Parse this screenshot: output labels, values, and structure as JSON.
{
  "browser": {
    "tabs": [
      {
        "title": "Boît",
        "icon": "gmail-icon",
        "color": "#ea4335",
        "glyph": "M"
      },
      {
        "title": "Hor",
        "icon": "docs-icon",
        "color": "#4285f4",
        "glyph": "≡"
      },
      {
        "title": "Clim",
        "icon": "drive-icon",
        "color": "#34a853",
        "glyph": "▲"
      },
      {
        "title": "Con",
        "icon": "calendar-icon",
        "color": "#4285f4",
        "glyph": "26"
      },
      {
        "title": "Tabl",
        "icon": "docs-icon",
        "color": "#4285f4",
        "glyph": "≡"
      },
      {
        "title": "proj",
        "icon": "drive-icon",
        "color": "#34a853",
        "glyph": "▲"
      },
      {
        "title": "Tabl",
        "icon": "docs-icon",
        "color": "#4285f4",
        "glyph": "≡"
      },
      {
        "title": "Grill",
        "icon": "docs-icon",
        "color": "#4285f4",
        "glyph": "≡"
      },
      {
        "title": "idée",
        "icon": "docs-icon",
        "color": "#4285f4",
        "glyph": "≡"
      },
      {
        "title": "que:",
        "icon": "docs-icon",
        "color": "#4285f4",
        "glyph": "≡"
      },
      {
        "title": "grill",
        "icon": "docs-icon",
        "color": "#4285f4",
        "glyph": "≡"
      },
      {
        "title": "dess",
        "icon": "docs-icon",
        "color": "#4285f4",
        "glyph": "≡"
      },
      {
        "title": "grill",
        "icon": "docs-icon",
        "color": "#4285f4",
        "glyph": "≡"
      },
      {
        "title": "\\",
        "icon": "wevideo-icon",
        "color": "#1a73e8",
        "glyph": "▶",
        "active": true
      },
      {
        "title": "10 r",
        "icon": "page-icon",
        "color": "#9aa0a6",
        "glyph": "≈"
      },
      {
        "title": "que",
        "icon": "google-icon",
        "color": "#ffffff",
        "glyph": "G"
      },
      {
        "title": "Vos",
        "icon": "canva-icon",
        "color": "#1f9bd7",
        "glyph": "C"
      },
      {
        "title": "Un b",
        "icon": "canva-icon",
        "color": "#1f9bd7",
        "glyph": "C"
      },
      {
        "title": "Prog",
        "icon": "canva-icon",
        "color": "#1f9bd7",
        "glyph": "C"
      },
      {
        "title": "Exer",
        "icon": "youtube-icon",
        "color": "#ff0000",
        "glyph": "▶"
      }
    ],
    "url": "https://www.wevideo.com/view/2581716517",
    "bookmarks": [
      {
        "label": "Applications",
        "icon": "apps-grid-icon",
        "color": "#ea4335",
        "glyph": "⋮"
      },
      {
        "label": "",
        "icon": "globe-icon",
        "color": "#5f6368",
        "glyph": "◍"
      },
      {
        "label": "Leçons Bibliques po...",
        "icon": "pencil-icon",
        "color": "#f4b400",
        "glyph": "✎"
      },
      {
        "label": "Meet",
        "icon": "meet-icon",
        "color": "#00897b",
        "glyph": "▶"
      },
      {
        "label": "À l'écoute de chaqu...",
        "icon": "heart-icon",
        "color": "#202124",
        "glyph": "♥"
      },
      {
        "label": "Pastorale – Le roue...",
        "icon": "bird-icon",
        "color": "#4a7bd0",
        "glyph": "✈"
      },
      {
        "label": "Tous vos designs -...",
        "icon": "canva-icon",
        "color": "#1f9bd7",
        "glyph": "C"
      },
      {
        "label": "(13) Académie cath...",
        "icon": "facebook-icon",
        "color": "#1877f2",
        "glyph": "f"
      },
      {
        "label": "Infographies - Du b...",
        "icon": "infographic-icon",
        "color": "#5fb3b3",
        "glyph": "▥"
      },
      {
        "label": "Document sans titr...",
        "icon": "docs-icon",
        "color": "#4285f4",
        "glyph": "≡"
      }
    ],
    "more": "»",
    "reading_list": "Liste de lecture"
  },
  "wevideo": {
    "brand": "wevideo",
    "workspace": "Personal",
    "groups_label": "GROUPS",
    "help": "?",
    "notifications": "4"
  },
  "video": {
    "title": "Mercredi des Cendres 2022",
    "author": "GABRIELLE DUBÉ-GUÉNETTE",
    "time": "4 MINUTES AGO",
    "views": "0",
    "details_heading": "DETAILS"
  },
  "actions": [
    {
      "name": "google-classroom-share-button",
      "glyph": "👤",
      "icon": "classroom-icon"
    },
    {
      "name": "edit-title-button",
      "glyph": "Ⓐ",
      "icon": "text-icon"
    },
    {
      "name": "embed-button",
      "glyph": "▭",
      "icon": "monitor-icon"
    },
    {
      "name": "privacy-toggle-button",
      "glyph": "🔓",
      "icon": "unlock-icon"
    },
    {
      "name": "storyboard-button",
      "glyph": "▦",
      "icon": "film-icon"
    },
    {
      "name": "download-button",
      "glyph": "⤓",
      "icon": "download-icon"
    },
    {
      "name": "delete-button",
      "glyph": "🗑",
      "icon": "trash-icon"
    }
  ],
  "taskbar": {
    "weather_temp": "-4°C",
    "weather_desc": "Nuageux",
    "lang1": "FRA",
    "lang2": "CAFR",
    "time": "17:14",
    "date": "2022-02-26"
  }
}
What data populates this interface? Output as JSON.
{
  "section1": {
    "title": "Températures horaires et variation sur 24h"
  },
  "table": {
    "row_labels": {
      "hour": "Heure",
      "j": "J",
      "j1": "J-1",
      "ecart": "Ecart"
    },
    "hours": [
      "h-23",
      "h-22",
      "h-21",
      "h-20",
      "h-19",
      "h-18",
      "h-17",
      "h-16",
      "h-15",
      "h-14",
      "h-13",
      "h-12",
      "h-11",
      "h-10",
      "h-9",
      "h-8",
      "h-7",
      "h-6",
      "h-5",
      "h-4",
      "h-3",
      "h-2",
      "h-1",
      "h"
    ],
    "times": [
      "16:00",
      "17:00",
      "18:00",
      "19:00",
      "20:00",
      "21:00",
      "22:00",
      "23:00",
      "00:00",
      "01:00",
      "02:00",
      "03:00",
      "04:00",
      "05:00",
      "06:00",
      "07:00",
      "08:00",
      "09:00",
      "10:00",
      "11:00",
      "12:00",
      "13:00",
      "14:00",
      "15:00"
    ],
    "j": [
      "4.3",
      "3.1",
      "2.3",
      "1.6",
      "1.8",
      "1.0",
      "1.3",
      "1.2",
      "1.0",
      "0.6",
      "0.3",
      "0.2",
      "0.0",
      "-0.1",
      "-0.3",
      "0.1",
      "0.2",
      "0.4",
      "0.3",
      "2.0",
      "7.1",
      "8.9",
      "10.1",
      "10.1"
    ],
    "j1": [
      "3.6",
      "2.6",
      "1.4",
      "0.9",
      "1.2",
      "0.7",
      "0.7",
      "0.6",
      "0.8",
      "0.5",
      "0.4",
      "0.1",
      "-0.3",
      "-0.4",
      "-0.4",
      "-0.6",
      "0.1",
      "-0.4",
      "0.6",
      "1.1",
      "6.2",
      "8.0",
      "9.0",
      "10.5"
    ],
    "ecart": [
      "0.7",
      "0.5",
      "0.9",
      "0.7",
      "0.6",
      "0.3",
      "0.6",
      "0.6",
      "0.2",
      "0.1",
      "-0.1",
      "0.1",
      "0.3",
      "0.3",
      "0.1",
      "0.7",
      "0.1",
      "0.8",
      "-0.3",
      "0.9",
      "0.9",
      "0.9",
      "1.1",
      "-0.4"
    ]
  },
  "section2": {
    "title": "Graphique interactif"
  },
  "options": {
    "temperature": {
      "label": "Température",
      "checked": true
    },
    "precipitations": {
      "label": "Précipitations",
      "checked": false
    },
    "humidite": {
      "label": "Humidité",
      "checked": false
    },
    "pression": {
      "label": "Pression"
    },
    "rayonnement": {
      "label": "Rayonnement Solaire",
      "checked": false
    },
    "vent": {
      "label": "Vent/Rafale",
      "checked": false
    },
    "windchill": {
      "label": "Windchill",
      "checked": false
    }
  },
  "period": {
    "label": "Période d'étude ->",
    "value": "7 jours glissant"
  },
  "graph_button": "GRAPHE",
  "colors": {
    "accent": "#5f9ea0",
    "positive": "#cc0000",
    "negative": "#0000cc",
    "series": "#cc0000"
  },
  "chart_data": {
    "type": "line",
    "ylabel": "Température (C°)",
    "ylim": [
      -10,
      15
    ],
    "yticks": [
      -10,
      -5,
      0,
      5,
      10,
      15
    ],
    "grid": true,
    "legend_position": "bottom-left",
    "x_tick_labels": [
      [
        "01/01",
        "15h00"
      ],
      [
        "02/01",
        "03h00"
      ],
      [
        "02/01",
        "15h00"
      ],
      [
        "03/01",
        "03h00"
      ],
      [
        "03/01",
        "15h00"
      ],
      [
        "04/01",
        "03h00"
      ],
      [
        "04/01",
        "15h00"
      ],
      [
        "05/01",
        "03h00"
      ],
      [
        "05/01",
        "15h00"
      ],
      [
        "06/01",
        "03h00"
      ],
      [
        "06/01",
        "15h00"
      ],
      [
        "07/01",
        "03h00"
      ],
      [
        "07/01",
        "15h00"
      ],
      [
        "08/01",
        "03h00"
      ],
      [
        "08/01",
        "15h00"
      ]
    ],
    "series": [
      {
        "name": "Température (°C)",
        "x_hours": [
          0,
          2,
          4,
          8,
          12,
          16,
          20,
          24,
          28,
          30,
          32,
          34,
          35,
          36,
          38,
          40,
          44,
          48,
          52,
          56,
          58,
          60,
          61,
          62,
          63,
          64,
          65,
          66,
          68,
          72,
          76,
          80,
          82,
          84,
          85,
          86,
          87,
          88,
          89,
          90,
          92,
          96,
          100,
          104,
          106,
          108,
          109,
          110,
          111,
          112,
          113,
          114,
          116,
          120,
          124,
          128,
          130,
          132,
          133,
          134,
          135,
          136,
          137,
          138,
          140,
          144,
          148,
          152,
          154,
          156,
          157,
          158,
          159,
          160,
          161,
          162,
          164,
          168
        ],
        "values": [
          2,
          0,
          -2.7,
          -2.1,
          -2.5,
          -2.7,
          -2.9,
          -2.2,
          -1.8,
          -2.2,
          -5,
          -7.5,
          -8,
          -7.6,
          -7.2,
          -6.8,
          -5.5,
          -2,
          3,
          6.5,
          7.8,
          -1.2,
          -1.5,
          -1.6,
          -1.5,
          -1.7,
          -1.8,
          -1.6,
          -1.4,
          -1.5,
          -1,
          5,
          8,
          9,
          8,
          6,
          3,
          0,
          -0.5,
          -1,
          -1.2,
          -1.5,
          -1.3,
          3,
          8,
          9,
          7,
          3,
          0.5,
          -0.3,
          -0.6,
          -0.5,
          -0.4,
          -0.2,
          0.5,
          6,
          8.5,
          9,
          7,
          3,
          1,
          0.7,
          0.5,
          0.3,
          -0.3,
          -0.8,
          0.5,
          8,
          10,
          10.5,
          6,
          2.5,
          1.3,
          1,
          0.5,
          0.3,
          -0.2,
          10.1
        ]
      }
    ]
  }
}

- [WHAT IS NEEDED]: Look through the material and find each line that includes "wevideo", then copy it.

- [FINAL ANSWER]:
        "icon": "wevideo-icon",
    "url": "https://www.wevideo.com/view/2581716517",
  "wevideo": {
    "brand": "wevideo",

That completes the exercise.